ifstream someFile(“Example.txt”); string someString; someFile >> someString;


// We COULD just read directly into the int… but sometimes data doesn’t start out that way. // If you read a lot of data (say an entire line from a file), then you may break // that one string into many smaller strings, and convert as necessary. int convertToInt = stoi(someString);

The implementation of some of these functions may throw an exception of type “invalid_argument” if the conversion process fails, so you may want to encapsulate these operations in try/catch blocks, and use a default value if you catch an exception—if the number can’t be converted, (in this case) it’s because a value wasn’t there, so what would be a good value to use in the absence of anything else? Refer back to the section on Exceptions in your textbook if you need to.

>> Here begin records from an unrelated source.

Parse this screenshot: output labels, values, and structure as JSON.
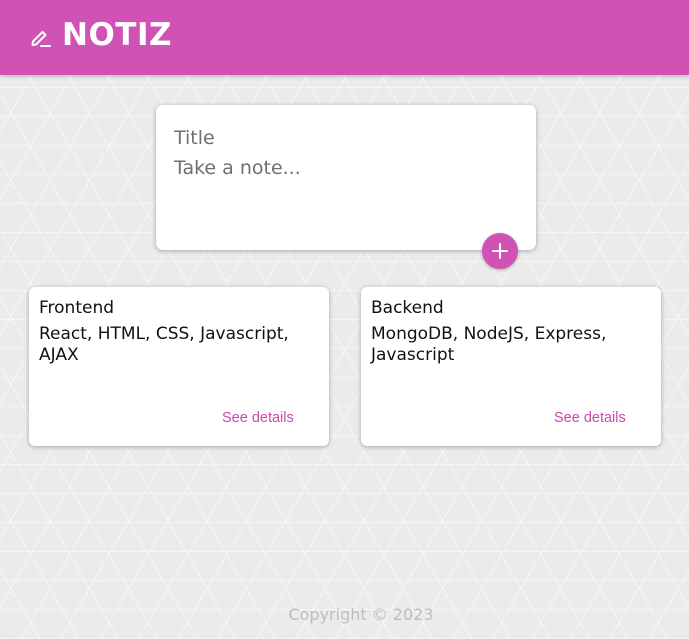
{
  "header": {
    "title": "NOTIZ",
    "icon": "pencil-icon",
    "color": "#cf52b4"
  },
  "composer": {
    "title_placeholder": "Title",
    "content_placeholder": "Take a note...",
    "add_button_icon": "plus-icon"
  },
  "notes": [
    {
      "title": "Frontend",
      "content": "React, HTML, CSS, Javascript, AJAX",
      "link": "See details"
    },
    {
      "title": "Backend",
      "content": "MongoDB, NodeJS, Express, Javascript",
      "link": "See details"
    }
  ],
  "footer": {
    "text": "Copyright © 2023"
  }
}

  1. Choices you make at the start of a program can have a big impact on how the rest of the program gets developed. Think about how you want to store the information retrieved from the file, and how you could easily pass that data to various functions you might write.
  2. If you have a process for easily loading and accessing the data, the rest of the functionality should be a lot easier to write. Make sure the loading process is all taken care of before worrying about anything else.
  3. The code to load 1 file containing 1 piece of data (no matter how complex that data is) should not be much different than loading 100 files, each containing 100 elements. Start by thinking about just 1 element from the file first. Do the values you read match the values in the file? What about 2 entries, does everything add up? Then 3, 4, etc.
  4. When passing containers of data, make sure you pass them by REFERENCE, not by value. Creating copies of massive data sets is generally a bad, bad thing… unless you specifically need to duplicate the data. If not? Then pass by reference (in C++ that means either by pointer or the reference data type)
  5. There may be a fair amount of repetition in a program like this. Think about where you can create helper functions to reduce the number of times you write the exact same (or just slightly different) code.


Sample Outputs

[1] A similar thing; a duplicate